The amount of money you contribute to your 401k plan is tax free. You can claim $4000 of contributions per year on your income tax return. However, when you retire and start withdrawing the funds, you pay the taxes at this time. Essentially the taxes on the contributions are deferred until later in your life.

Because the intention of a 401k plan is to provide you with an income after you retire from your career, it is not in your best interests to withdraw any money from the plan before you reach the age of 59.5. If you do so, it will cost you money because the government will impose a penalty in the amount of 10% of the funds that are in the account. There are circumstances, though, that will allow you to take advantage of your 401k when you are younger than 59.5. These include being eligible for disability, the need to pay for medical care or in the case of a natural disaster.

You can also borrow money from your 401k plan. The amount you borrow though is restricted.
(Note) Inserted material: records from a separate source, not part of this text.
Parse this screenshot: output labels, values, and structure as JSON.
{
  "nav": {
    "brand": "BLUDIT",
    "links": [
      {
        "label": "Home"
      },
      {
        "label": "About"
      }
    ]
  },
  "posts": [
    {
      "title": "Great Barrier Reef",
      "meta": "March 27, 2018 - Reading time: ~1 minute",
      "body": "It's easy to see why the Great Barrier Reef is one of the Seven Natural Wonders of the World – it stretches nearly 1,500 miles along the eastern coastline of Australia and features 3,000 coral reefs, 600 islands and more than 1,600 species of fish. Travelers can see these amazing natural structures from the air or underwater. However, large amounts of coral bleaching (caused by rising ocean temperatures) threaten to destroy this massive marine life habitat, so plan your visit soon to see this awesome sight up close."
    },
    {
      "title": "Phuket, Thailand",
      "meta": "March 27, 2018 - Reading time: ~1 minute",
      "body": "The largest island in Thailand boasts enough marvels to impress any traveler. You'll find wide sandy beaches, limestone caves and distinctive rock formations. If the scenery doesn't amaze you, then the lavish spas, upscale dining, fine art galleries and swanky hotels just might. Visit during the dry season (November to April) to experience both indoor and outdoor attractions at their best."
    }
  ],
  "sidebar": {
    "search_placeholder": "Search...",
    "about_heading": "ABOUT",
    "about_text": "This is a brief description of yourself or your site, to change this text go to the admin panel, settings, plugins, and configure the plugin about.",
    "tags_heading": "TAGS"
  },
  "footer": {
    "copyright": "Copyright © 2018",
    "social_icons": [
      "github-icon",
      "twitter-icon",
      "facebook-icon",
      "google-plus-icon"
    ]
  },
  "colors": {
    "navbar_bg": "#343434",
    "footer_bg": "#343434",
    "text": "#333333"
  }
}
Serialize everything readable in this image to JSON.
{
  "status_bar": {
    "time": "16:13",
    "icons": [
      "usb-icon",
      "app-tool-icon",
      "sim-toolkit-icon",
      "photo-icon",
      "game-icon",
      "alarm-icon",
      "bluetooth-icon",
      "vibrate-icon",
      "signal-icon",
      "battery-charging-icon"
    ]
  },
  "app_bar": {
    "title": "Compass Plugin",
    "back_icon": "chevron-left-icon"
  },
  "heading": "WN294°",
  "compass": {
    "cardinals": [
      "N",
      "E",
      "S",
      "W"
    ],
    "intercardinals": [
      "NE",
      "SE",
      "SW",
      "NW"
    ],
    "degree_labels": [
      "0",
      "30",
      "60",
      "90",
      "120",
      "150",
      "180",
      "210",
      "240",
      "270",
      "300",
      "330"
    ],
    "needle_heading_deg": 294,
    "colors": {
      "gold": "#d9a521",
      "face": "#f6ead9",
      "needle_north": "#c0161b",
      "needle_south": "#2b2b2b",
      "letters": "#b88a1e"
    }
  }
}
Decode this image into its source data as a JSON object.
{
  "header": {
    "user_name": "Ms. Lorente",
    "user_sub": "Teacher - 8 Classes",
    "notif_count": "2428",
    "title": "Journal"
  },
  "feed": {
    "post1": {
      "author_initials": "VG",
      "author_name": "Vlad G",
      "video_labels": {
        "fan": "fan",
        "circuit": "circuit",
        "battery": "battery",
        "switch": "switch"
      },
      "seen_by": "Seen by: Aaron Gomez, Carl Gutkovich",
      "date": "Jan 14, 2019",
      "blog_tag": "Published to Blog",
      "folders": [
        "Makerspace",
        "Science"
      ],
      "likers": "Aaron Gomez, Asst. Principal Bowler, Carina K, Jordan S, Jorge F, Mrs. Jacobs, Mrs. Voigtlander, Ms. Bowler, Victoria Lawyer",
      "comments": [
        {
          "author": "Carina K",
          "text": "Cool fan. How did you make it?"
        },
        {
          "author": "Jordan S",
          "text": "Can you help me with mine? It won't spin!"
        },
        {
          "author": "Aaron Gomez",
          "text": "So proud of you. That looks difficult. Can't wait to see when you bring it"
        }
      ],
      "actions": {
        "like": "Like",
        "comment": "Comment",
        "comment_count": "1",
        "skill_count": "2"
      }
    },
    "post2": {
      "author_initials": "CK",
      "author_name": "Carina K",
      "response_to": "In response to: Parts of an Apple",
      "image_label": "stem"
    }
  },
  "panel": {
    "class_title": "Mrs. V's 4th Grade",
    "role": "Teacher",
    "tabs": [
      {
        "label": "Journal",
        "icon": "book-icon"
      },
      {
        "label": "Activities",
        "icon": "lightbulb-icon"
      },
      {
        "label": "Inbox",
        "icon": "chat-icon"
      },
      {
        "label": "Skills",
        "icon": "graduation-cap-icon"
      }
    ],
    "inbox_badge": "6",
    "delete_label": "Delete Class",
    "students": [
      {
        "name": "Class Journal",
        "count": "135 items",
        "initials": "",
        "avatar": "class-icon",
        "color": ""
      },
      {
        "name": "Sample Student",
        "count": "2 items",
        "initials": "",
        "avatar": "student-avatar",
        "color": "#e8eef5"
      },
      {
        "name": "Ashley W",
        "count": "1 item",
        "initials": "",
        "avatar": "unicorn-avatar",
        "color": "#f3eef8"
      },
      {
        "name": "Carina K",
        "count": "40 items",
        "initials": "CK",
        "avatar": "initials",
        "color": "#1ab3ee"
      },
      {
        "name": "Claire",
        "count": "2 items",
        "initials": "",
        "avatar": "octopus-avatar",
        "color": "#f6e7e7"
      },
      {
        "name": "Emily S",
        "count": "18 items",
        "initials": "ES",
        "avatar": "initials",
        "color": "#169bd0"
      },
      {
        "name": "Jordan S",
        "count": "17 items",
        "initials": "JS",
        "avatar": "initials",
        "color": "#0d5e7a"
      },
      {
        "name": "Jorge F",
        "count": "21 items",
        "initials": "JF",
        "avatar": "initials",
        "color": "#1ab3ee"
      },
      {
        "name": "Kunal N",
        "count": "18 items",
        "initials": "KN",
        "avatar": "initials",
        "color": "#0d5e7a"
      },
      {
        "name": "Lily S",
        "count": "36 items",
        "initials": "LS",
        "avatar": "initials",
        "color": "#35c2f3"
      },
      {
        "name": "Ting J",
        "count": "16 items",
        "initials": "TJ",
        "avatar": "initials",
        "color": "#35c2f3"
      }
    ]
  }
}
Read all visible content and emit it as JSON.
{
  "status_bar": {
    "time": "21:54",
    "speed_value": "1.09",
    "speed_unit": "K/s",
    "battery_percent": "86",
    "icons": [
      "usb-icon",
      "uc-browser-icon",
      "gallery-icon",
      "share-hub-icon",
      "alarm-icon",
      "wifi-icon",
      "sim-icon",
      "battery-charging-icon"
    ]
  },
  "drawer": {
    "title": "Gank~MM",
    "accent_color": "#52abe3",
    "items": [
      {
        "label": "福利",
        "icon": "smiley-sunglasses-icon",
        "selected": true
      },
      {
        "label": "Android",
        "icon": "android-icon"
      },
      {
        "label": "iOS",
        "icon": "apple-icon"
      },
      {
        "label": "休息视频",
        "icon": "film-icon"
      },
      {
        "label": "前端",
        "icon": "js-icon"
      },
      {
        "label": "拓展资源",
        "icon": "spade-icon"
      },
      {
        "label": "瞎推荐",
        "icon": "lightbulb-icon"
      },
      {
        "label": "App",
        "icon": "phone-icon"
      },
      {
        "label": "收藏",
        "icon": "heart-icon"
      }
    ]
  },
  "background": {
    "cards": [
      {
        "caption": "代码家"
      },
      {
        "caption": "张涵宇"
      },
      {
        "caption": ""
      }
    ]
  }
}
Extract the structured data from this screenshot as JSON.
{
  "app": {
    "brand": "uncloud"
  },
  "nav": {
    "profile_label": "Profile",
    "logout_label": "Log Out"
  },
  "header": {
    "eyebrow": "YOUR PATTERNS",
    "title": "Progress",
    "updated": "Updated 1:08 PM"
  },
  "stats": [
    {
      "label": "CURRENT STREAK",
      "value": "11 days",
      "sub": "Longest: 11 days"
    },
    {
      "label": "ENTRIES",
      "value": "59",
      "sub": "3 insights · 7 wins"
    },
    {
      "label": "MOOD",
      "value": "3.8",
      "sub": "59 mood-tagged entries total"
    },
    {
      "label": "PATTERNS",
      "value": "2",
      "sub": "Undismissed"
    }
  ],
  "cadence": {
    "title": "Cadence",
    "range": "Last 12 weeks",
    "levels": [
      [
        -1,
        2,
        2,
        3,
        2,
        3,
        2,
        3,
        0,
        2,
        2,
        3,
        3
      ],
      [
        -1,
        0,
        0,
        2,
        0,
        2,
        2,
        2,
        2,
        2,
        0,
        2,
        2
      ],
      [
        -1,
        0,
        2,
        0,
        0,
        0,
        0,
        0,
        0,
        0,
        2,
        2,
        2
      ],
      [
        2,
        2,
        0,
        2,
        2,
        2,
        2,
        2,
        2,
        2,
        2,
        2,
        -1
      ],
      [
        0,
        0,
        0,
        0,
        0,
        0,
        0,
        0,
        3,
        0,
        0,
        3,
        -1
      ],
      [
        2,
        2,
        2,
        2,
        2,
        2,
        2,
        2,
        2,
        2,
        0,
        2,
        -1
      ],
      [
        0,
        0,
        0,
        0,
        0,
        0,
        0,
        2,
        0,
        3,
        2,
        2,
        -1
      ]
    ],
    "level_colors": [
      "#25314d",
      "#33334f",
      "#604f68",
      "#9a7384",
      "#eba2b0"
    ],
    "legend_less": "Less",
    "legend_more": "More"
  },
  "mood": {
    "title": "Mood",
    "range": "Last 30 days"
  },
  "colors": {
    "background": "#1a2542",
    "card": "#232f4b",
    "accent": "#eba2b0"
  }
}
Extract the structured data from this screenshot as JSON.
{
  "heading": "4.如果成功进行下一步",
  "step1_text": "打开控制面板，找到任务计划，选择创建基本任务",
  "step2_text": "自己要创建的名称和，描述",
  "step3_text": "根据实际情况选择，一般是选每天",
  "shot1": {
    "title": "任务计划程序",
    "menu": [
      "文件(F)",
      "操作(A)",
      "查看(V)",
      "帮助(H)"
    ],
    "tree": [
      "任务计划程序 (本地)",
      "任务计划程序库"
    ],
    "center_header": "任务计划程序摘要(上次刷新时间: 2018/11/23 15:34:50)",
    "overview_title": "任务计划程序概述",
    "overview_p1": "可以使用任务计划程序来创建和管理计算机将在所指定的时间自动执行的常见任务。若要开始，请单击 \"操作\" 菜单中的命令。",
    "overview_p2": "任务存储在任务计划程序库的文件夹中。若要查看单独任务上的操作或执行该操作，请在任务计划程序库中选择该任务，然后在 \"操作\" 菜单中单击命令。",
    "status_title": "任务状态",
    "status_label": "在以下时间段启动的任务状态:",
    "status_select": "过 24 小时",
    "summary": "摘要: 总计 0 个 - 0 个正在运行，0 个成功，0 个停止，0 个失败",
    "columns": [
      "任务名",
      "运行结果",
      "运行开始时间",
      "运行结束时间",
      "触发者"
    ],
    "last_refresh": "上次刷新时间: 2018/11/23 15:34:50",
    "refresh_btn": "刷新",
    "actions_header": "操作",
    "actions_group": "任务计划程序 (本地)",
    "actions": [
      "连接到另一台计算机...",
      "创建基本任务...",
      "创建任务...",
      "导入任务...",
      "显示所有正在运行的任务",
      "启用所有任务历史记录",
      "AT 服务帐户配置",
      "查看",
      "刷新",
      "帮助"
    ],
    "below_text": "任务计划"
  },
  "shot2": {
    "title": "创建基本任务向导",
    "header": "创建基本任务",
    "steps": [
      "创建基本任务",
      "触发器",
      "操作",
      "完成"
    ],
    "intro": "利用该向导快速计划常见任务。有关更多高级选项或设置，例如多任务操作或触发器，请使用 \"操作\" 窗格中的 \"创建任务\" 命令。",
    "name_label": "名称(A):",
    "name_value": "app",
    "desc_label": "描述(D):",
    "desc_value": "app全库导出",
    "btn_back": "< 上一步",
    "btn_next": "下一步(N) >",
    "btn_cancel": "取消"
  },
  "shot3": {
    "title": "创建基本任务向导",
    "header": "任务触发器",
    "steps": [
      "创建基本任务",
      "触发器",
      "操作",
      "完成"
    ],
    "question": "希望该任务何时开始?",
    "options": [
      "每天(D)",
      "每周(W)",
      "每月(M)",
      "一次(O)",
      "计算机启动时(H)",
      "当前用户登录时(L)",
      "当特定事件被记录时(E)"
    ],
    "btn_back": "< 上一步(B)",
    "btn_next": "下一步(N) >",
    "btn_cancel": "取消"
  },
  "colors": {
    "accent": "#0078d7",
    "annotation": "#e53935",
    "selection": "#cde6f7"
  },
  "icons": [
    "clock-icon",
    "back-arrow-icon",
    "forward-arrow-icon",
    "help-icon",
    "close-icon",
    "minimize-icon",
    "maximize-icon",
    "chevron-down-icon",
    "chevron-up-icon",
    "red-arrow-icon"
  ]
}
You are only permitted to borrow up to 50% of the amount of the fund or to a limit of $50,000. This loan is tax free as long as you repay it in full within five years, unless you are using the money to buy your first home.

Among the various types of 401k plans available, the most popular are the traditional 401k, safe 401k and harbor 401k.

About the Roth IRA

The easiest way to explain what a Roth IRA retirement plan is all about is to say that it is very similar to a permanent savings account. Like the 401k plan you have to be 59.5 years of age in order to withdraw funds from the account. You must also have paid into the fund for at least five years. However, you still pay the taxes on the money you invest, which saves you from paying taxes after you retire. You don’t have to pay taxes on the interest you earn on the money you save either.

Many people are choosing to take out Roth IRA retirement savings plans instead of a 401k plan because of the tax issue after they retire. You can invest up to $4000 per year, but if you are over the age of 50, you can invest a little more – $5000 per year. You will have to pay a penalty if you withdraw any money before you reach the age of retirement, but you can continue to invest in the plan up to the age of 70 and there is no stipulation that you have to take any money out of the account.

Differences between 401k and Roth IRA

The differences that exist between these two retirement savings plans are not easily detected unless you delve further into each one. Whether or not your employer contributes to the 401k plan, you don’t have to pay taxes on the amount you contribute, even though it is earnings. You do, however, have to pay taxes on the monthly amounts you receive from the plan after you retire. There are no tax-free benefits on the contributions you make to a Roth IRA, but neither do you have to pay taxes on the withdrawals.

Another difference lies in the management of the plans. You don’t have any say in how the money you contribute to a 401k plan is invested or controlled because this is the prerogative of your employer. However, the money you contribute to a Roth IRA is yours and you manage it on your own.